Montana Fish, Wildlife and Parks biologist Rebecca Mowry and others counted 7,631 elk this spring during the annual spring survey.
“Everything I saw wasn’t either good or bad,” Mowry said. “It was just kind of average.”
The overall numbers were a little bit down from the last time Mowry was able to do a spring survey in 2019. Last year’s count from the air was canceled due to the pandemic.
In 2019, Mowry counted 7,851 elk in the five districts that surround the valley as well as several herds that live along the river bottom. The year before that was the highest on record at 8,585.
Two years ago, the count showed the ratio between cows and calves had dropped down to 18 calves per 100 cows after a lingering snowpack and late spring green-up. This year that number rebounded to closer to 25 calves per 100 cows, which is nearer to average.
As usual, the largest elk herd was found in Hunting District 270 in the East Fork of the Bitterroot.

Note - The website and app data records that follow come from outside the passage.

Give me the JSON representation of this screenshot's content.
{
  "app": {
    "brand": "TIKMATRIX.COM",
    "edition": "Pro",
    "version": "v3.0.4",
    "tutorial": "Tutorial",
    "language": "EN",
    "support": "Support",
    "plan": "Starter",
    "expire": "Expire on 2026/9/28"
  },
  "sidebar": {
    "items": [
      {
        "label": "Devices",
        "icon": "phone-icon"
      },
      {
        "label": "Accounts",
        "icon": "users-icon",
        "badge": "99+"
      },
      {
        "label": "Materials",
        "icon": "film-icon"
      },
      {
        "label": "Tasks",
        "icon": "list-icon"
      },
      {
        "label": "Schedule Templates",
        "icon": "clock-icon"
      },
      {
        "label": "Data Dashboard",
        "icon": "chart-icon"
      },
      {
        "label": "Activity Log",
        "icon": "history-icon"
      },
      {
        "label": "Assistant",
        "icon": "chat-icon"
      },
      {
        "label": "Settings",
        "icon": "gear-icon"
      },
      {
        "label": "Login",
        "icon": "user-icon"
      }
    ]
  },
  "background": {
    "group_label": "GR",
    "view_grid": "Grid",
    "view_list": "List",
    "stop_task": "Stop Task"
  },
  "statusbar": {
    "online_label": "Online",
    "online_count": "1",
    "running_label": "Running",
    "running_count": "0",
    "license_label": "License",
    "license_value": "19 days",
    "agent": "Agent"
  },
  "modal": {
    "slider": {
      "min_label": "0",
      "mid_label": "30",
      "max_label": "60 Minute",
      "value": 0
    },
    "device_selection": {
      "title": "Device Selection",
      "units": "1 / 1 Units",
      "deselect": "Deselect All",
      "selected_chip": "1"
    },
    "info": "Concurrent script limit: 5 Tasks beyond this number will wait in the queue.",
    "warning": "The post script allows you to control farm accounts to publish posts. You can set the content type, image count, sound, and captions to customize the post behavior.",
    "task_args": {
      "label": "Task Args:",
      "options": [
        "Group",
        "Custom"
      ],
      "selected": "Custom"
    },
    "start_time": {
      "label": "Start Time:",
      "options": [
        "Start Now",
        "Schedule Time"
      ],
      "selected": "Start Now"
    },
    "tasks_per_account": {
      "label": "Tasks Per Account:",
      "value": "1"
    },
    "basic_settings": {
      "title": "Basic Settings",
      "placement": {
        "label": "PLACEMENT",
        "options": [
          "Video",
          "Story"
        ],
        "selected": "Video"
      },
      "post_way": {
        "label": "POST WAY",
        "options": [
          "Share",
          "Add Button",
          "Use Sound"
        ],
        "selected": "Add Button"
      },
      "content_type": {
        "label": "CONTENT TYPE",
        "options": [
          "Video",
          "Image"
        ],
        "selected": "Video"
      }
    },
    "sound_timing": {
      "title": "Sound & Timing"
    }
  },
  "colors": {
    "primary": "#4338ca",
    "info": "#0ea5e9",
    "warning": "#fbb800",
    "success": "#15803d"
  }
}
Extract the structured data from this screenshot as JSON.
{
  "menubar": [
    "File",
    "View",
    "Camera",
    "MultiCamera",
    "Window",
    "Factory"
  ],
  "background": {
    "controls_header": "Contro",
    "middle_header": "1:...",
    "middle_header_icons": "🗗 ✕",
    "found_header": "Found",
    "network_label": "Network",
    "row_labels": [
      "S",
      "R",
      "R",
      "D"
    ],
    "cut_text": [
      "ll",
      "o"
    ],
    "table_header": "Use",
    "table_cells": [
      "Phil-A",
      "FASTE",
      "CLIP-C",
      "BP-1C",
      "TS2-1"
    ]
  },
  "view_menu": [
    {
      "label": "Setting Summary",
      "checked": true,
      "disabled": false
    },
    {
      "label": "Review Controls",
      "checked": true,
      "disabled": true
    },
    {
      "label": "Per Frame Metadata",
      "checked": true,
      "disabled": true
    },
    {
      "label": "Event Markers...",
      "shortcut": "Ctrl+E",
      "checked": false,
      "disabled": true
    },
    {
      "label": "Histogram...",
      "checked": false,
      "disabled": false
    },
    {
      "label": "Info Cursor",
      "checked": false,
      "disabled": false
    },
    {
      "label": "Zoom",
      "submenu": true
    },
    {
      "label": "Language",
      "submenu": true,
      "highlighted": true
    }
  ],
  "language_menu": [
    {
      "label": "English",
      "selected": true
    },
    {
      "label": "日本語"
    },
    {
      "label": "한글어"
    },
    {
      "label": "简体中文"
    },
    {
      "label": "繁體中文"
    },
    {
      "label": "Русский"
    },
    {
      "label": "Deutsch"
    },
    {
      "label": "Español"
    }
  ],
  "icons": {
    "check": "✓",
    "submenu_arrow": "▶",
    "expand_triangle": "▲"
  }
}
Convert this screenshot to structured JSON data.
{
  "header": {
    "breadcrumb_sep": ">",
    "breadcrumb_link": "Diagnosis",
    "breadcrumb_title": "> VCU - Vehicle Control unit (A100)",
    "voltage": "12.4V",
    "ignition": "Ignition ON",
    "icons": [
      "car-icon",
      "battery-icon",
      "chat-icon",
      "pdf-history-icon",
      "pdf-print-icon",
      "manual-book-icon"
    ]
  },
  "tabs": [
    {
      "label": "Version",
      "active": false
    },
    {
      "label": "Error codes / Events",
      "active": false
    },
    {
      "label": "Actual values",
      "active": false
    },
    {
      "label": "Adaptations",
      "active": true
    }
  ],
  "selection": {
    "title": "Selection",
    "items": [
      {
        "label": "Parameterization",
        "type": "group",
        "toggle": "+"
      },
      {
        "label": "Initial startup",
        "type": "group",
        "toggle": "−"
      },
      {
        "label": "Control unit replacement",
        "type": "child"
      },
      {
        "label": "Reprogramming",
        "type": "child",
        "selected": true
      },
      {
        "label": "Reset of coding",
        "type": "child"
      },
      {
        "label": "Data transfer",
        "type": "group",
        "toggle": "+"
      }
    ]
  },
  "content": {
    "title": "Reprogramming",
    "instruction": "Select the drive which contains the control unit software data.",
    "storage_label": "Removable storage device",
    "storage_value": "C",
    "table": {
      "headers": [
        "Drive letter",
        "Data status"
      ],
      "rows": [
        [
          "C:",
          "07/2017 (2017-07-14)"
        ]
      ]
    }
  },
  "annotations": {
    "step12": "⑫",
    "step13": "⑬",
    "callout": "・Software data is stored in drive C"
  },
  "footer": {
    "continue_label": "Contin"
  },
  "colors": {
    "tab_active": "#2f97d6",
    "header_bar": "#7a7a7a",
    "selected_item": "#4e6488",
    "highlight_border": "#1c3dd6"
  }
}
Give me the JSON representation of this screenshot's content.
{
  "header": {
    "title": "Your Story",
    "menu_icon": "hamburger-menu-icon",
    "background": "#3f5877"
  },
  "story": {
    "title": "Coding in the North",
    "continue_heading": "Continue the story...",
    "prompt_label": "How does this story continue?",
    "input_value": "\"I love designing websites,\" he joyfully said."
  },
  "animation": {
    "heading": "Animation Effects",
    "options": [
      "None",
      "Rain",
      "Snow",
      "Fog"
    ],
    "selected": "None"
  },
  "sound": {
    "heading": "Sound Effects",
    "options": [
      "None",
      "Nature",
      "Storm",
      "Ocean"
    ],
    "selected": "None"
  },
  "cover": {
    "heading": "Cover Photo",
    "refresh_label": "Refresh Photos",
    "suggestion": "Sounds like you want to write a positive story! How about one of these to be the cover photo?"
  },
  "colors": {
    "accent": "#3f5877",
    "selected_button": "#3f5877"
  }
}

This year’s count of 4,052 nearly mirrored what Mowry saw in 2019.
An early green-up this year allowed Mowry to survey the area two weeks earlier than normal, which worked well for spotting antlerless elk. Bulls were more challenging to find in the East Fork. The biologist saw 12 bulls for every 100 cows, but the cow/calf ratio was up slightly, averaging 28 calves per 100 cows.
Mowry will propose dropping B-licenses from 200 to 150 in the West Bitterroot (HD 240) after seeing herd sizes drop in that district.
“It is kind of what we want to see in that district,” Mowry said. “Every herd size was down slightly. In the past, there’s been a lot of game damage in that district. To be on the safe side, I think we’ll ask to drop the quota a little bit.”
The West Bitterroot district had a total of 923 elk, with 13 bulls and 25 calves per 100 bulls. In 2019, Mowry counted 1,010 elk.
Across the valley in the HD 204 in the North Sapphires, numbers were down slightly to 855, with 22 bulls and 23 calves per 100 cows. That count was completed by former FWP biologist Craig Jourdonnais. In 2019, Mowry counted 891 in the district.
In the West Fork of the Bitterroot (HD 250), the numbers of elk Mowry counted dropped to 806 from the 901 she saw in 2019. She wasn’t able to complete the Nez Perce/Watchtower area, which typically has about 100 elk, which would put that number closer to average.
The numbers of bull elk remained strong at 21 per 100 cows in the area that requires hunters to obtain one of a limited number of permits to hunt there.
The bull ratio was a tiny bit better in the HD 261 in the East Bitterroot at 22 bulls per 100 cows. The overall number of elk Mowry counted was about the same as last time at 837.
The numbers of elk living on the valley floor is about half of its height of 304 in 2017. This year Mowry saw 158 elk on the valley floor.
Mowry completed gathering data from an experimental mule deer tag that allowed hunters to harvest any deer with three points or fewer on one side this past season. The area is a coveted trophy mule deer area that offers a limited number of buck tags each year.
The idea behind the new tag was to try to cull the herd of older buck deer that trophy hunters would likely pass on. Since buck deer tend to roam further than does, Mowry said managing buck numbers can help to decrease the potential of the spread of chronic wasting disease.
“A dense population of buck deer can create a tender box for CWD,” she said. “We wanted to see if we could harvest a few more bucks and not impact the trophy quality of the area.”
There were 15 of the experimental tags offered last hunting season. The average age of bucks harvested with the tags was six years, which corresponded with the average age of deer taken by hunters with the regular tag.